Information given –
*** Block opens ***
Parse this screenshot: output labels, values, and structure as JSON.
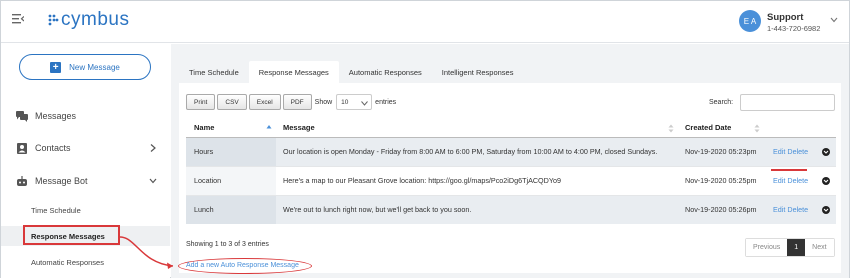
{
  "header": {
    "logo_text": "cymbus",
    "user": {
      "initials": "E A",
      "name": "Support",
      "phone": "1-443-720-6982"
    }
  },
  "sidebar": {
    "new_message_label": "New Message",
    "items": [
      {
        "label": "Messages",
        "icon": "chat-icon"
      },
      {
        "label": "Contacts",
        "icon": "contacts-icon"
      },
      {
        "label": "Message Bot",
        "icon": "bot-icon"
      }
    ],
    "sub_items": [
      {
        "label": "Time Schedule"
      },
      {
        "label": "Response Messages",
        "selected": true
      },
      {
        "label": "Automatic Responses"
      }
    ]
  },
  "tabs": [
    {
      "label": "Time Schedule"
    },
    {
      "label": "Response Messages",
      "active": true
    },
    {
      "label": "Automatic Responses"
    },
    {
      "label": "Intelligent Responses"
    }
  ],
  "toolbar": {
    "buttons": [
      "Print",
      "CSV",
      "Excel",
      "PDF"
    ],
    "show_label": "Show",
    "page_length": "10",
    "entries_label": "entries",
    "search_label": "Search:"
  },
  "table": {
    "columns": [
      "Name",
      "Message",
      "Created Date",
      ""
    ],
    "rows": [
      {
        "name": "Hours",
        "message": "Our location is open Monday - Friday from 8:00 AM to 6:00 PM, Saturday from 10:00 AM to 4:00 PM, closed Sundays.",
        "date": "Nov-19-2020 05:23pm",
        "edit": "Edit",
        "delete": "Delete"
      },
      {
        "name": "Location",
        "message": "Here's a map to our Pleasant Grove location: https://goo.gl/maps/Pco2iDg6TjACQDYo9",
        "date": "Nov-19-2020 05:25pm",
        "edit": "Edit",
        "delete": "Delete"
      },
      {
        "name": "Lunch",
        "message": "We're out to lunch right now, but we'll get back to you soon.",
        "date": "Nov-19-2020 05:26pm",
        "edit": "Edit",
        "delete": "Delete"
      }
    ]
  },
  "footer": {
    "showing": "Showing 1 to 3 of 3 entries",
    "previous": "Previous",
    "current_page": "1",
    "next": "Next",
    "add_link": "Add a new Auto Response Message"
  },
  "colors": {
    "accent": "#2b74c2",
    "link": "#4a90d9",
    "annotation": "#d9383a"
  }
}
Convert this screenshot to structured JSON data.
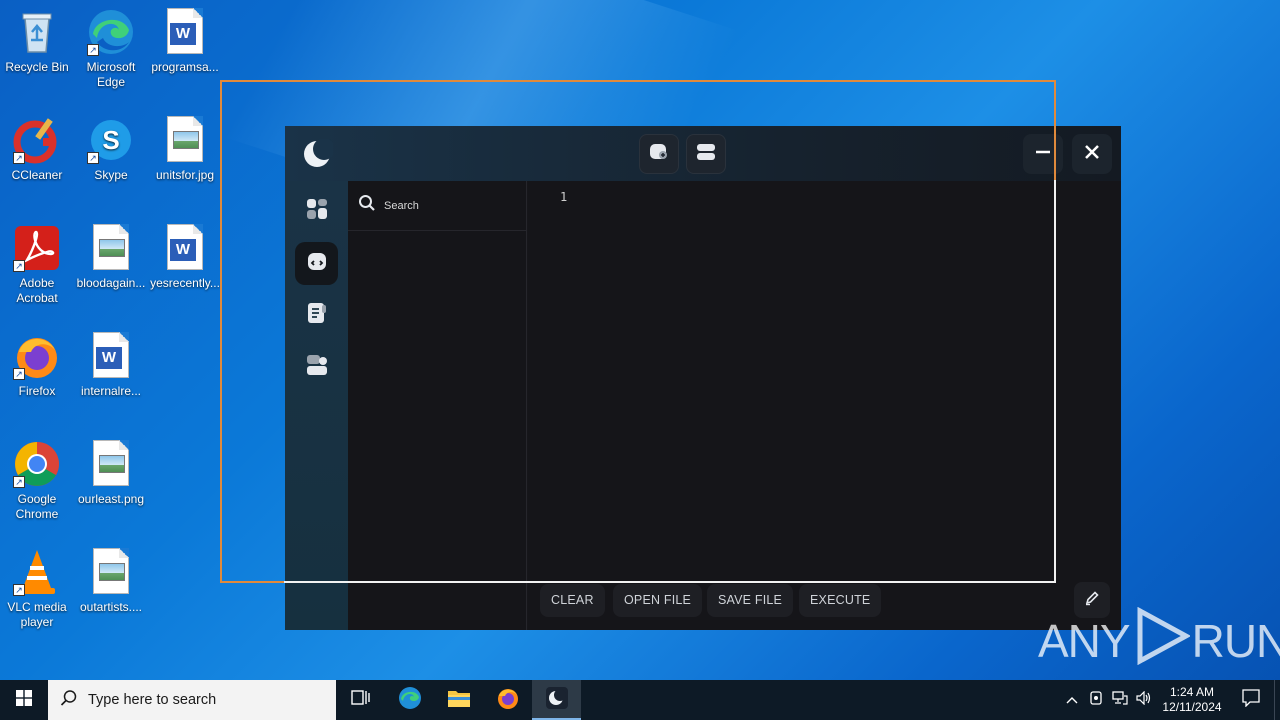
{
  "desktop": {
    "icons": [
      {
        "name": "recycle-bin-icon",
        "label": "Recycle Bin"
      },
      {
        "name": "microsoft-edge-icon",
        "label": "Microsoft Edge"
      },
      {
        "name": "word-document-icon",
        "label": "programsa..."
      },
      {
        "name": "ccleaner-icon",
        "label": "CCleaner"
      },
      {
        "name": "skype-icon",
        "label": "Skype"
      },
      {
        "name": "image-file-icon",
        "label": "unitsfor.jpg"
      },
      {
        "name": "adobe-acrobat-icon",
        "label": "Adobe Acrobat"
      },
      {
        "name": "image-file-icon",
        "label": "bloodagain..."
      },
      {
        "name": "word-document-icon",
        "label": "yesrecently..."
      },
      {
        "name": "firefox-icon",
        "label": "Firefox"
      },
      {
        "name": "word-document-icon",
        "label": "internalre..."
      },
      {
        "name": "google-chrome-icon",
        "label": "Google Chrome"
      },
      {
        "name": "image-file-icon",
        "label": "ourleast.png"
      },
      {
        "name": "vlc-icon",
        "label": "VLC media player"
      },
      {
        "name": "image-file-icon",
        "label": "outartists...."
      }
    ]
  },
  "app": {
    "search_label": "Search",
    "line_number": "1",
    "actions": {
      "clear": "CLEAR",
      "open_file": "OPEN FILE",
      "save_file": "SAVE FILE",
      "execute": "EXECUTE"
    },
    "status_color": "#ff3b3b"
  },
  "watermark": {
    "left": "ANY",
    "right": "RUN"
  },
  "taskbar": {
    "search_placeholder": "Type here to search",
    "time": "1:24 AM",
    "date": "12/11/2024"
  }
}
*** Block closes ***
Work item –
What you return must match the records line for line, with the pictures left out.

Result –
Parse this screenshot: output labels, values, and structure as JSON.
{
  "header": {
    "logo_text": "cymbus",
    "user": {
      "initials": "E A",
      "name": "Support",
      "phone": "1-443-720-6982"
    }
  },
  "sidebar": {
    "new_message_label": "New Message",
    "items": [
      {
        "label": "Messages",
        "icon": "chat-icon"
      },
      {
        "label": "Contacts",
        "icon": "contacts-icon"
      },
      {
        "label": "Message Bot",
        "icon": "bot-icon"
      }
    ],
    "sub_items": [
      {
        "label": "Time Schedule"
      },
      {
        "label": "Response Messages",
        "selected": true
      },
      {
        "label": "Automatic Responses"
      }
    ]
  },
  "tabs": [
    {
      "label": "Time Schedule"
    },
    {
      "label": "Response Messages",
      "active": true
    },
    {
      "label": "Automatic Responses"
    },
    {
      "label": "Intelligent Responses"
    }
  ],
  "toolbar": {
    "buttons": [
      "Print",
      "CSV",
      "Excel",
      "PDF"
    ],
    "show_label": "Show",
    "page_length": "10",
    "entries_label": "entries",
    "search_label": "Search:"
  },
  "table": {
    "columns": [
      "Name",
      "Message",
      "Created Date",
      ""
    ],
    "rows": [
      {
        "name": "Hours",
        "message": "Our location is open Monday - Friday from 8:00 AM to 6:00 PM, Saturday from 10:00 AM to 4:00 PM, closed Sundays.",
        "date": "Nov-19-2020 05:23pm",
        "edit": "Edit",
        "delete": "Delete"
      },
      {
        "name": "Location",
        "message": "Here's a map to our Pleasant Grove location: https://goo.gl/maps/Pco2iDg6TjACQDYo9",
        "date": "Nov-19-2020 05:25pm",
        "edit": "Edit",
        "delete": "Delete"
      },
      {
        "name": "Lunch",
        "message": "We're out to lunch right now, but we'll get back to you soon.",
        "date": "Nov-19-2020 05:26pm",
        "edit": "Edit",
        "delete": "Delete"
      }
    ]
  },
  "footer": {
    "showing": "Showing 1 to 3 of 3 entries",
    "previous": "Previous",
    "current_page": "1",
    "next": "Next",
    "add_link": "Add a new Auto Response Message"
  },
  "colors": {
    "accent": "#2b74c2",
    "link": "#4a90d9",
    "annotation": "#d9383a"
  }
}
Convert this screenshot to structured JSON data.
{
  "desktop": {
    "icons": [
      {
        "name": "recycle-bin-icon",
        "label": "Recycle Bin"
      },
      {
        "name": "microsoft-edge-icon",
        "label": "Microsoft Edge"
      },
      {
        "name": "word-document-icon",
        "label": "programsa..."
      },
      {
        "name": "ccleaner-icon",
        "label": "CCleaner"
      },
      {
        "name": "skype-icon",
        "label": "Skype"
      },
      {
        "name": "image-file-icon",
        "label": "unitsfor.jpg"
      },
      {
        "name": "adobe-acrobat-icon",
        "label": "Adobe Acrobat"
      },
      {
        "name": "image-file-icon",
        "label": "bloodagain..."
      },
      {
        "name": "word-document-icon",
        "label": "yesrecently..."
      },
      {
        "name": "firefox-icon",
        "label": "Firefox"
      },
      {
        "name": "word-document-icon",
        "label": "internalre..."
      },
      {
        "name": "google-chrome-icon",
        "label": "Google Chrome"
      },
      {
        "name": "image-file-icon",
        "label": "ourleast.png"
      },
      {
        "name": "vlc-icon",
        "label": "VLC media player"
      },
      {
        "name": "image-file-icon",
        "label": "outartists...."
      }
    ]
  },
  "app": {
    "search_label": "Search",
    "line_number": "1",
    "actions": {
      "clear": "CLEAR",
      "open_file": "OPEN FILE",
      "save_file": "SAVE FILE",
      "execute": "EXECUTE"
    },
    "status_color": "#ff3b3b"
  },
  "watermark": {
    "left": "ANY",
    "right": "RUN"
  },
  "taskbar": {
    "search_placeholder": "Type here to search",
    "time": "1:24 AM",
    "date": "12/11/2024"
  }
}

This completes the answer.